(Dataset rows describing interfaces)
....

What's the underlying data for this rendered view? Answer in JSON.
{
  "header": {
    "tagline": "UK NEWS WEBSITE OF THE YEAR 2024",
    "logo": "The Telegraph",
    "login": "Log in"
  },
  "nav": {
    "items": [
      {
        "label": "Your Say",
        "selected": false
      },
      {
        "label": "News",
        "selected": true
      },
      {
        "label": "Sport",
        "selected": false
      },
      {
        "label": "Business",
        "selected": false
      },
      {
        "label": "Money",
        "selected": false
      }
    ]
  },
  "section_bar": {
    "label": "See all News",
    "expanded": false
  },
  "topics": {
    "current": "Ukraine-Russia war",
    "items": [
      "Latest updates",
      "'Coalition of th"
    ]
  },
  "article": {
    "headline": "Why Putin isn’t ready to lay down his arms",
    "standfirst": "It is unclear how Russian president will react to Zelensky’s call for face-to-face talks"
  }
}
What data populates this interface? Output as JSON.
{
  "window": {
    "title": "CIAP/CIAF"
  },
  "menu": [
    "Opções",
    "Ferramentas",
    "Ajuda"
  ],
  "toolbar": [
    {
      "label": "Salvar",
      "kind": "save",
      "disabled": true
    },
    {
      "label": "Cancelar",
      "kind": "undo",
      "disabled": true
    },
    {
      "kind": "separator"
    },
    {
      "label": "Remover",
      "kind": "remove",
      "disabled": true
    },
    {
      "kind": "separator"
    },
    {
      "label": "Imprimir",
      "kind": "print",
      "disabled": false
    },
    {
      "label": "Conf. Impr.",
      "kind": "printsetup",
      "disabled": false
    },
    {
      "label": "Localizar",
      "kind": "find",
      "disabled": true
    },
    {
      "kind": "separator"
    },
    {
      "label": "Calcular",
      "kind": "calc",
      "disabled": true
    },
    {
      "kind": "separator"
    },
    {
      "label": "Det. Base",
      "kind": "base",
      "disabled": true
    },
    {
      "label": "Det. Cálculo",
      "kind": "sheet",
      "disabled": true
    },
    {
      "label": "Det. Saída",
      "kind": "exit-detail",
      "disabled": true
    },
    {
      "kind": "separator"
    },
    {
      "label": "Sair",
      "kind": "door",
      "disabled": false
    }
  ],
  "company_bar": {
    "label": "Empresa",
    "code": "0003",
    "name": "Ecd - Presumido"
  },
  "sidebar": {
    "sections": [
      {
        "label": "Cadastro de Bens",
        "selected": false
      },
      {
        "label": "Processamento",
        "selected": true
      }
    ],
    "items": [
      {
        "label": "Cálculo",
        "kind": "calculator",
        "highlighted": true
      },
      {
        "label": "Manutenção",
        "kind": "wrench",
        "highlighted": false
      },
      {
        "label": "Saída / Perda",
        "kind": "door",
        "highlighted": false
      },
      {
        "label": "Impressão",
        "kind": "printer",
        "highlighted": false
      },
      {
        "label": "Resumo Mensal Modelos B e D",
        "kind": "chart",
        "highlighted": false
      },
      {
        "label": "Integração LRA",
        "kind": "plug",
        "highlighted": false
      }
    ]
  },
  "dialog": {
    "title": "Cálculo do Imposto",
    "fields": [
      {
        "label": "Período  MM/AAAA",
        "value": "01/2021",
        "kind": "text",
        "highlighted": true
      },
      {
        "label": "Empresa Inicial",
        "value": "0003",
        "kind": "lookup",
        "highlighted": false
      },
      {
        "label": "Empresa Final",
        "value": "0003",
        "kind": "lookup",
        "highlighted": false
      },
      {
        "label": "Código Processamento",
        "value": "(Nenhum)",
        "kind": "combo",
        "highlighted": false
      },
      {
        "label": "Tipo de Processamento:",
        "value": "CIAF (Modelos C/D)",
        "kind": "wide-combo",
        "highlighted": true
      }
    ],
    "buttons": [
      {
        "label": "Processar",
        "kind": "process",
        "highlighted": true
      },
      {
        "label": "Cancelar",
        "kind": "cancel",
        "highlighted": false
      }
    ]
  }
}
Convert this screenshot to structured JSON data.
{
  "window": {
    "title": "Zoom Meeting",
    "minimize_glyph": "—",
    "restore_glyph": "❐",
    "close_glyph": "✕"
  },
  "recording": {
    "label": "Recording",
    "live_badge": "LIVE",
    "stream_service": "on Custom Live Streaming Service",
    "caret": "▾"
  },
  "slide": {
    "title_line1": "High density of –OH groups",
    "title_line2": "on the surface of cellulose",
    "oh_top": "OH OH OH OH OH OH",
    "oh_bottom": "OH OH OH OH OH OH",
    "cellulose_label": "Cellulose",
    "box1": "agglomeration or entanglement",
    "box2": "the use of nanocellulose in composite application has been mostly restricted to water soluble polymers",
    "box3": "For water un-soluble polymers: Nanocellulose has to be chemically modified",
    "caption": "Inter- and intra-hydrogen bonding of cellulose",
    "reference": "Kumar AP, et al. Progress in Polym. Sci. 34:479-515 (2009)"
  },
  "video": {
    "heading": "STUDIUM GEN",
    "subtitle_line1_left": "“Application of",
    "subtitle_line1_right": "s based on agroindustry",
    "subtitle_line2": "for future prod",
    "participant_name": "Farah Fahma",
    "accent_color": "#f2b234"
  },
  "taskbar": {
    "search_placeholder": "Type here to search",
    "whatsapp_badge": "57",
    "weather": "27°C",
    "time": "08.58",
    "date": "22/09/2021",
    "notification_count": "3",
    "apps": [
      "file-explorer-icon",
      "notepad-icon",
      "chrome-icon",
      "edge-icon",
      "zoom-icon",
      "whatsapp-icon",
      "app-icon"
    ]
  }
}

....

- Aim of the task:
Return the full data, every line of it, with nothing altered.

- Task output:
What's the underlying data for this rendered view? Answer in JSON.
{
  "header": {
    "tagline": "UK NEWS WEBSITE OF THE YEAR 2024",
    "logo": "The Telegraph",
    "login": "Log in"
  },
  "nav": {
    "items": [
      {
        "label": "Your Say",
        "selected": false
      },
      {
        "label": "News",
        "selected": true
      },
      {
        "label": "Sport",
        "selected": false
      },
      {
        "label": "Business",
        "selected": false
      },
      {
        "label": "Money",
        "selected": false
      }
    ]
  },
  "section_bar": {
    "label": "See all News",
    "expanded": false
  },
  "topics": {
    "current": "Ukraine-Russia war",
    "items": [
      "Latest updates",
      "'Coalition of th"
    ]
  },
  "article": {
    "headline": "Why Putin isn’t ready to lay down his arms",
    "standfirst": "It is unclear how Russian president will react to Zelensky’s call for face-to-face talks"
  }
}
What data populates this interface? Output as JSON.
{
  "window": {
    "title": "CIAP/CIAF"
  },
  "menu": [
    "Opções",
    "Ferramentas",
    "Ajuda"
  ],
  "toolbar": [
    {
      "label": "Salvar",
      "kind": "save",
      "disabled": true
    },
    {
      "label": "Cancelar",
      "kind": "undo",
      "disabled": true
    },
    {
      "kind": "separator"
    },
    {
      "label": "Remover",
      "kind": "remove",
      "disabled": true
    },
    {
      "kind": "separator"
    },
    {
      "label": "Imprimir",
      "kind": "print",
      "disabled": false
    },
    {
      "label": "Conf. Impr.",
      "kind": "printsetup",
      "disabled": false
    },
    {
      "label": "Localizar",
      "kind": "find",
      "disabled": true
    },
    {
      "kind": "separator"
    },
    {
      "label": "Calcular",
      "kind": "calc",
      "disabled": true
    },
    {
      "kind": "separator"
    },
    {
      "label": "Det. Base",
      "kind": "base",
      "disabled": true
    },
    {
      "label": "Det. Cálculo",
      "kind": "sheet",
      "disabled": true
    },
    {
      "label": "Det. Saída",
      "kind": "exit-detail",
      "disabled": true
    },
    {
      "kind": "separator"
    },
    {
      "label": "Sair",
      "kind": "door",
      "disabled": false
    }
  ],
  "company_bar": {
    "label": "Empresa",
    "code": "0003",
    "name": "Ecd - Presumido"
  },
  "sidebar": {
    "sections": [
      {
        "label": "Cadastro de Bens",
        "selected": false
      },
      {
        "label": "Processamento",
        "selected": true
      }
    ],
    "items": [
      {
        "label": "Cálculo",
        "kind": "calculator",
        "highlighted": true
      },
      {
        "label": "Manutenção",
        "kind": "wrench",
        "highlighted": false
      },
      {
        "label": "Saída / Perda",
        "kind": "door",
        "highlighted": false
      },
      {
        "label": "Impressão",
        "kind": "printer",
        "highlighted": false
      },
      {
        "label": "Resumo Mensal Modelos B e D",
        "kind": "chart",
        "highlighted": false
      },
      {
        "label": "Integração LRA",
        "kind": "plug",
        "highlighted": false
      }
    ]
  },
  "dialog": {
    "title": "Cálculo do Imposto",
    "fields": [
      {
        "label": "Período  MM/AAAA",
        "value": "01/2021",
        "kind": "text",
        "highlighted": true
      },
      {
        "label": "Empresa Inicial",
        "value": "0003",
        "kind": "lookup",
        "highlighted": false
      },
      {
        "label": "Empresa Final",
        "value": "0003",
        "kind": "lookup",
        "highlighted": false
      },
      {
        "label": "Código Processamento",
        "value": "(Nenhum)",
        "kind": "combo",
        "highlighted": false
      },
      {
        "label": "Tipo de Processamento:",
        "value": "CIAF (Modelos C/D)",
        "kind": "wide-combo",
        "highlighted": true
      }
    ],
    "buttons": [
      {
        "label": "Processar",
        "kind": "process",
        "highlighted": true
      },
      {
        "label": "Cancelar",
        "kind": "cancel",
        "highlighted": false
      }
    ]
  }
}
Convert this screenshot to structured JSON data.
{
  "window": {
    "title": "Zoom Meeting",
    "minimize_glyph": "—",
    "restore_glyph": "❐",
    "close_glyph": "✕"
  },
  "recording": {
    "label": "Recording",
    "live_badge": "LIVE",
    "stream_service": "on Custom Live Streaming Service",
    "caret": "▾"
  },
  "slide": {
    "title_line1": "High density of –OH groups",
    "title_line2": "on the surface of cellulose",
    "oh_top": "OH OH OH OH OH OH",
    "oh_bottom": "OH OH OH OH OH OH",
    "cellulose_label": "Cellulose",
    "box1": "agglomeration or entanglement",
    "box2": "the use of nanocellulose in composite application has been mostly restricted to water soluble polymers",
    "box3": "For water un-soluble polymers: Nanocellulose has to be chemically modified",
    "caption": "Inter- and intra-hydrogen bonding of cellulose",
    "reference": "Kumar AP, et al. Progress in Polym. Sci. 34:479-515 (2009)"
  },
  "video": {
    "heading": "STUDIUM GEN",
    "subtitle_line1_left": "“Application of",
    "subtitle_line1_right": "s based on agroindustry",
    "subtitle_line2": "for future prod",
    "participant_name": "Farah Fahma",
    "accent_color": "#f2b234"
  },
  "taskbar": {
    "search_placeholder": "Type here to search",
    "whatsapp_badge": "57",
    "weather": "27°C",
    "time": "08.58",
    "date": "22/09/2021",
    "notification_count": "3",
    "apps": [
      "file-explorer-icon",
      "notepad-icon",
      "chrome-icon",
      "edge-icon",
      "zoom-icon",
      "whatsapp-icon",
      "app-icon"
    ]
  }
}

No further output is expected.